Source data:
☆ ☆ ☆ ☆ ☆ ☆ ☆
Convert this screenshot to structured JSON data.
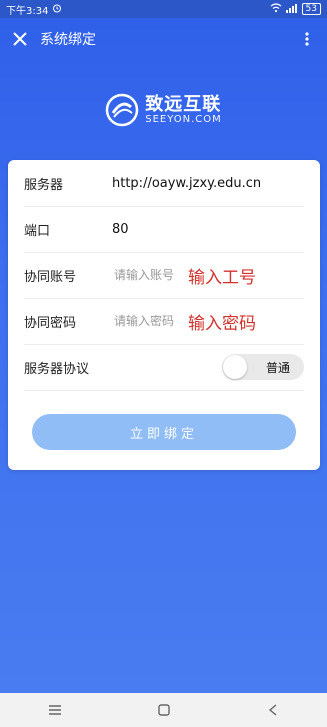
{
  "status": {
    "time": "下午3:34",
    "alarm_icon": "alarm-icon",
    "battery": "53"
  },
  "topbar": {
    "title": "系统绑定"
  },
  "logo": {
    "cn": "致远互联",
    "en": "SEEYON.COM"
  },
  "form": {
    "server_label": "服务器",
    "server_value": "http://oayw.jzxy.edu.cn",
    "port_label": "端口",
    "port_value": "80",
    "account_label": "协同账号",
    "account_placeholder": "请输入账号",
    "account_hint": "输入工号",
    "password_label": "协同密码",
    "password_placeholder": "请输入密码",
    "password_hint": "输入密码",
    "protocol_label": "服务器协议",
    "protocol_value": "普通",
    "bind_button": "立即绑定"
  }
}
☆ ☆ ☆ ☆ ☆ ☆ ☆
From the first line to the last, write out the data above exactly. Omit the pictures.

Convert this screenshot to structured JSON data.
{
  "status": {
    "time": "下午3:34",
    "alarm_icon": "alarm-icon",
    "battery": "53"
  },
  "topbar": {
    "title": "系统绑定"
  },
  "logo": {
    "cn": "致远互联",
    "en": "SEEYON.COM"
  },
  "form": {
    "server_label": "服务器",
    "server_value": "http://oayw.jzxy.edu.cn",
    "port_label": "端口",
    "port_value": "80",
    "account_label": "协同账号",
    "account_placeholder": "请输入账号",
    "account_hint": "输入工号",
    "password_label": "协同密码",
    "password_placeholder": "请输入密码",
    "password_hint": "输入密码",
    "protocol_label": "服务器协议",
    "protocol_value": "普通",
    "bind_button": "立即绑定"
  }
}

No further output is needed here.